We went into the hotel at the tour office but she led us to a small booth adjacent which seemed to be where the tickets were sold.  The hotel woman talked in Vietnamese to the man and I frantically explained in English.  He began to look in  a box under his desk and handed me a notebook and asked me to write today’s date and my name.  I didn’t really understand how this was relevant but I did what he said.  He asked me for a description of the camera and case and just as he was asking me to sign my name in the notebook, I saw him pull up my camera case from under the desk.

My heart leapt up into my throat.  That’s not just a cliché.  That actually happens.  I could not believe what I was seeing.  The camera was turned in!! I practically left over the counter and hugged him while he sat dumfounded and stiff.  I was crying in shock and happiness as I thanked him.  M shook his hand, equally shocked but far more composed than I.  I mean, the camera was gone and I took it on 100% as being my fault-it was my responsibility, despite the fact that M didn’t blame me at all.  The relief and surprise were overwhelming.  I was so blown away by the kindness and honestly from someone who had so much less than us.  Even if a tourist handed it in, the staff could have kept it and said they never saw it.  It was unbelievable and I am still in shock.  All we read in guidebooks and web forums is how much theft there is in SE Asia, particularly Vietnam.  Lately we’ve seen a lot of blogs where people have been complaining of how much they hate Vietnam for its dishonesty and scamming. 

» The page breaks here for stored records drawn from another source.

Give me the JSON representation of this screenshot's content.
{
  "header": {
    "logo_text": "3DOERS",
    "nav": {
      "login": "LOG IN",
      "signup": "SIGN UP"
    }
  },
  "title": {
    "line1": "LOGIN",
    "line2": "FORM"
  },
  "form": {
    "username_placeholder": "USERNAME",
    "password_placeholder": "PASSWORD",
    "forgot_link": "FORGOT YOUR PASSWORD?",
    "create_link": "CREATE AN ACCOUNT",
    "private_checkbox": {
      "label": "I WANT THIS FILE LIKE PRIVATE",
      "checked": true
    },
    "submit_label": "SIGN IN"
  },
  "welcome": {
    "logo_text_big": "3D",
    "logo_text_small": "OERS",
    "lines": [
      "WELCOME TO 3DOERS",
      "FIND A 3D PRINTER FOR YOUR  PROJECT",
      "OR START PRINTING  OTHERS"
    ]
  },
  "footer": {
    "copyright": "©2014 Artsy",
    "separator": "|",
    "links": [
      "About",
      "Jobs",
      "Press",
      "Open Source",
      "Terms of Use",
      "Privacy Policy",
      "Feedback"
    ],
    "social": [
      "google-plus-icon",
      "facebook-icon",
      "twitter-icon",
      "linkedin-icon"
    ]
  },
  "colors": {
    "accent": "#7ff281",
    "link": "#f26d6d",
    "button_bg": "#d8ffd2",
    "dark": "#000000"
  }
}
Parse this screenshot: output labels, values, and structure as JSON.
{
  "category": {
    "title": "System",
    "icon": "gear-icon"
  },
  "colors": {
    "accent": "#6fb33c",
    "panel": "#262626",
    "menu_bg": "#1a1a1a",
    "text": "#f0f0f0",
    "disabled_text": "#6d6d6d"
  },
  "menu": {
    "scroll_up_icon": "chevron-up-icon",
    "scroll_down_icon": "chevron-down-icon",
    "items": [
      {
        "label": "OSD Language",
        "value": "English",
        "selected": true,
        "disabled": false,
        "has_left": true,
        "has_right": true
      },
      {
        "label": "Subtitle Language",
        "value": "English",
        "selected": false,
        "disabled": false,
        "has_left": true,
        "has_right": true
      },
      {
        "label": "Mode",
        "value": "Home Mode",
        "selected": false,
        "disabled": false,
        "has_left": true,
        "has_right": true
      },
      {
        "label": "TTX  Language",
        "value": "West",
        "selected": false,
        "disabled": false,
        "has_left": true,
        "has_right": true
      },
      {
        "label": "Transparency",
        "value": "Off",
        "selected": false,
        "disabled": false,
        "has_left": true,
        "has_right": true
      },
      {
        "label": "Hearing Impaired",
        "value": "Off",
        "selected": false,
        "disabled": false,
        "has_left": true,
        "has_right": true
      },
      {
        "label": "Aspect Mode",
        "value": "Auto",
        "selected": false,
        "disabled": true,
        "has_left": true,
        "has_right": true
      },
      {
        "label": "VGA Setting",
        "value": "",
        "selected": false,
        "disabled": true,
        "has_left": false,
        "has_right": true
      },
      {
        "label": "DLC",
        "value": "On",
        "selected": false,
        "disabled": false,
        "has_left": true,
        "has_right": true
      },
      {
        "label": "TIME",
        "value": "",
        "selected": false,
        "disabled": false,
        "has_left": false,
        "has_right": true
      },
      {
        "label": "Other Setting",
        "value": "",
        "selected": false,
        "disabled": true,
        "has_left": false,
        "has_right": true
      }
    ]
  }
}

Don’t get me wrong, there is plenty of that too, and I’ve been ripped off a few times since being here but this has given me a big reminder to never underestimate people and never to generalize.  There are good and bad people everywhere and we were very, very lucky the right people were involved in our saga but I know one thing for sure-I will NEVER say anything bad about the Vietnamese people.  Thank you Vietnam!

I love you!!